Go ahead and build advanced systems to progress but pay heed to the other side of the coin too. Thankfully, tech experts are coming up with solutions to counter the problem of ‘evolved’ crimes. UOB in collaboration with the Singaporean bank has widened the application of the new AI-based anti-money laundering technology (AML). The most impressive and useful feature of this technology is that it can help to identify suspicious transactions.
According to the sources, UOB has crafted this technology in such a manner that it can go one step further and give a clue about the chain parties involved in certain financial fraudulent undertakings.

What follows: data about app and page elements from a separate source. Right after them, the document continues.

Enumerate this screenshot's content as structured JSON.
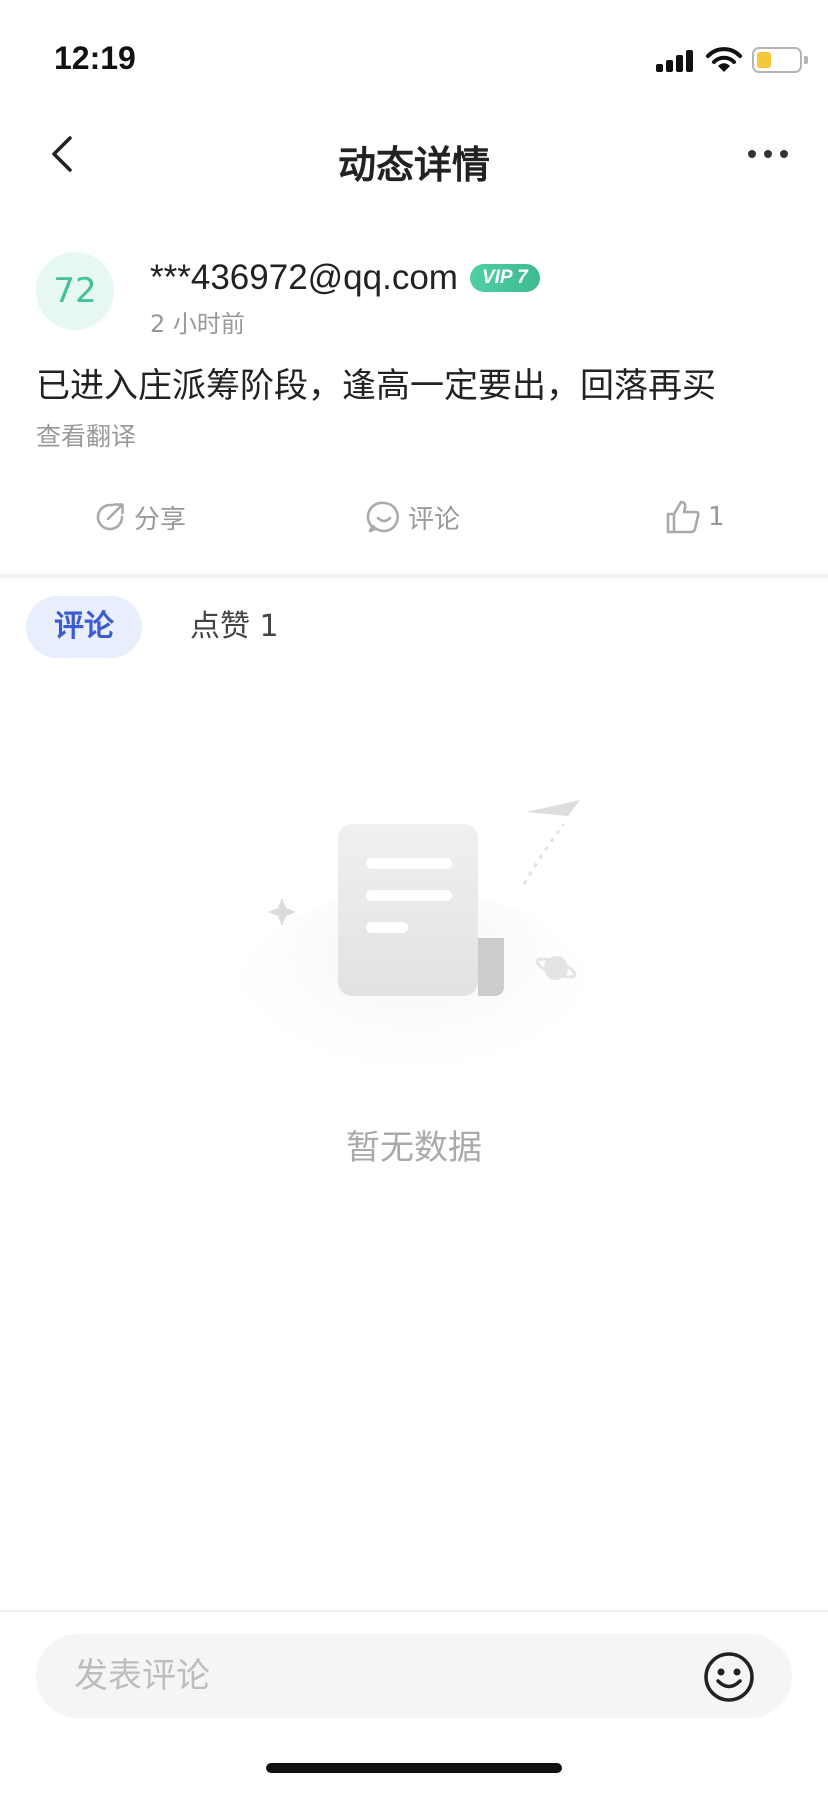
{
  "status_bar": {
    "time": "12:19"
  },
  "nav": {
    "title": "动态详情"
  },
  "post": {
    "avatar_text": "72",
    "username": "***436972@qq.com",
    "vip_badge": "VIP 7",
    "time": "2 小时前",
    "content": "已进入庄派筹阶段，逢高一定要出，回落再买",
    "translate_label": "查看翻译"
  },
  "actions": {
    "share_label": "分享",
    "comment_label": "评论",
    "like_count": "1"
  },
  "tabs": [
    {
      "label": "评论"
    },
    {
      "label": "点赞 1"
    }
  ],
  "empty_state": {
    "text": "暂无数据"
  },
  "comment_box": {
    "placeholder": "发表评论"
  },
  "colors": {
    "accent": "#3b5bd0",
    "vip": "#3dbb8f",
    "avatar_bg": "#e7f7f2"
  }
}
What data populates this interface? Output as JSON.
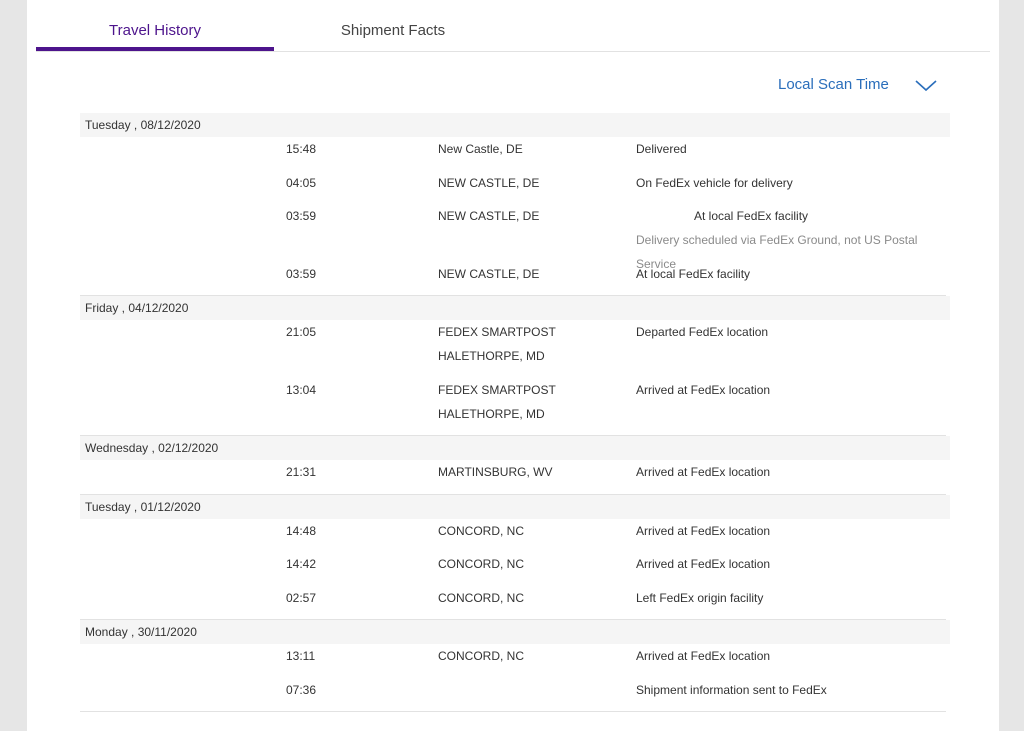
{
  "tabs": {
    "travel_history": "Travel History",
    "shipment_facts": "Shipment Facts"
  },
  "scan_time_toggle": {
    "label": "Local Scan Time",
    "icon": "chevron-down-icon"
  },
  "colors": {
    "accent_purple": "#4d148c",
    "link_blue": "#2a6ebb"
  },
  "history": [
    {
      "date": "Tuesday , 08/12/2020",
      "events": [
        {
          "time": "15:48",
          "location": [
            "New Castle, DE"
          ],
          "status": "Delivered"
        },
        {
          "time": "04:05",
          "location": [
            "NEW CASTLE, DE"
          ],
          "status": "On FedEx vehicle for delivery"
        },
        {
          "time": "03:59",
          "location": [
            "NEW CASTLE, DE"
          ],
          "status": "At local FedEx facility",
          "status_indent": true,
          "note": "Delivery scheduled via FedEx Ground, not US Postal Service"
        },
        {
          "time": "03:59",
          "location": [
            "NEW CASTLE, DE"
          ],
          "status": "At local FedEx facility"
        }
      ]
    },
    {
      "date": "Friday , 04/12/2020",
      "events": [
        {
          "time": "21:05",
          "location": [
            "FEDEX SMARTPOST",
            "HALETHORPE, MD"
          ],
          "status": "Departed FedEx location"
        },
        {
          "time": "13:04",
          "location": [
            "FEDEX SMARTPOST",
            "HALETHORPE, MD"
          ],
          "status": "Arrived at FedEx location"
        }
      ]
    },
    {
      "date": "Wednesday , 02/12/2020",
      "events": [
        {
          "time": "21:31",
          "location": [
            "MARTINSBURG, WV"
          ],
          "status": "Arrived at FedEx location"
        }
      ]
    },
    {
      "date": "Tuesday , 01/12/2020",
      "events": [
        {
          "time": "14:48",
          "location": [
            "CONCORD, NC"
          ],
          "status": "Arrived at FedEx location"
        },
        {
          "time": "14:42",
          "location": [
            "CONCORD, NC"
          ],
          "status": "Arrived at FedEx location"
        },
        {
          "time": "02:57",
          "location": [
            "CONCORD, NC"
          ],
          "status": "Left FedEx origin facility"
        }
      ]
    },
    {
      "date": "Monday , 30/11/2020",
      "events": [
        {
          "time": "13:11",
          "location": [
            "CONCORD, NC"
          ],
          "status": "Arrived at FedEx location"
        },
        {
          "time": "07:36",
          "location": [],
          "status": "Shipment information sent to FedEx"
        }
      ]
    }
  ]
}
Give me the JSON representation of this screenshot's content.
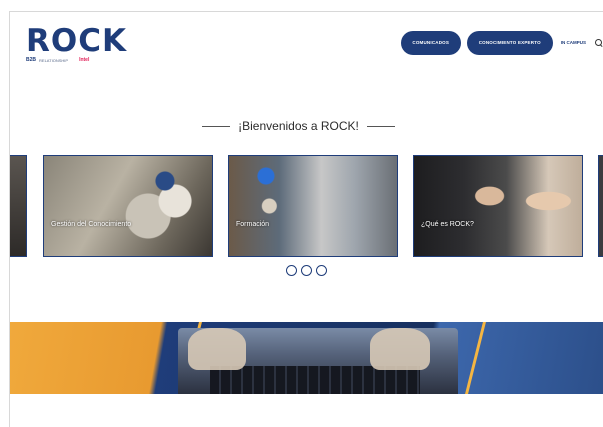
{
  "header": {
    "logo": {
      "word": "ROCK",
      "b2": "B2B",
      "subtitle": "RELATIONSHIP",
      "brand": "Intel"
    },
    "nav": {
      "comunicados_label": "COMUNICADOS",
      "conocimiento_label": "CONOCIMIENTO EXPERTO",
      "campus_label": "IN CAMPUS"
    }
  },
  "welcome": {
    "title": "¡Bienvenidos a ROCK!"
  },
  "carousel": {
    "cards": [
      {
        "label": "Gestión del Conocimiento"
      },
      {
        "label": "Formación"
      },
      {
        "label": "¿Qué es ROCK?"
      }
    ],
    "dots": 3
  },
  "colors": {
    "brand_blue": "#1f3d7a",
    "accent_orange": "#f0a93c"
  },
  "icons": {
    "search": "search-icon"
  }
}
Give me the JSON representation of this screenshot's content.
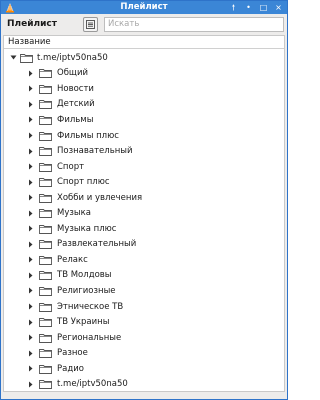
{
  "window": {
    "title": "Плейлист",
    "controls": {
      "pin": "🠕",
      "minimize": "•",
      "maximize": "□",
      "close": "×"
    }
  },
  "toolbar": {
    "title": "Плейлист",
    "search_placeholder": "Искать"
  },
  "tree": {
    "column_header": "Название",
    "root_label": "t.me/iptv50na50",
    "items": [
      {
        "label": "Общий"
      },
      {
        "label": "Новости"
      },
      {
        "label": "Детский"
      },
      {
        "label": "Фильмы"
      },
      {
        "label": "Фильмы плюс"
      },
      {
        "label": "Познавательный"
      },
      {
        "label": "Спорт"
      },
      {
        "label": "Спорт плюс"
      },
      {
        "label": "Хобби и увлечения"
      },
      {
        "label": "Музыка"
      },
      {
        "label": "Музыка плюс"
      },
      {
        "label": "Развлекательный"
      },
      {
        "label": "Релакс"
      },
      {
        "label": "ТВ Молдовы"
      },
      {
        "label": "Религиозные"
      },
      {
        "label": "Этническое ТВ"
      },
      {
        "label": "ТВ Украины"
      },
      {
        "label": "Региональные"
      },
      {
        "label": "Разное"
      },
      {
        "label": "Радио"
      },
      {
        "label": "t.me/iptv50na50"
      }
    ]
  }
}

The technology as UOB says works by using two AML risk dimensions that is name screening and transaction monitoring to track an average of more than 5700 suspicious transactions monthly.
The AI system first picks out suspicious transactional activities followed by a thorough investigation under the bank’s compliance officer. After the relevant investigation has been carried out, the report of the case is referred to the concerned authorities to cease the criminal activities as early as possible.
The technology has been quite fruitful in delivering results as the positive prediction rate stands at 96% especially in terms of the most suspicious cases demanding immediate and detailed inquiries. In fact, criminals can be deceptive and pose as customers. Fortunately, the system is also efficient enough to filter details of 60,000 accounts to decide whether the global regulatory watch lists have them on their hit list.
The way forward from here is as UOB puts it is to increase the computational powers and machine learning of the system so that the detection capacities are upgraded over time. It can be achieved successfully as the model adjusts itself according to the transactional activities, customer behavioral patterns, and profiles.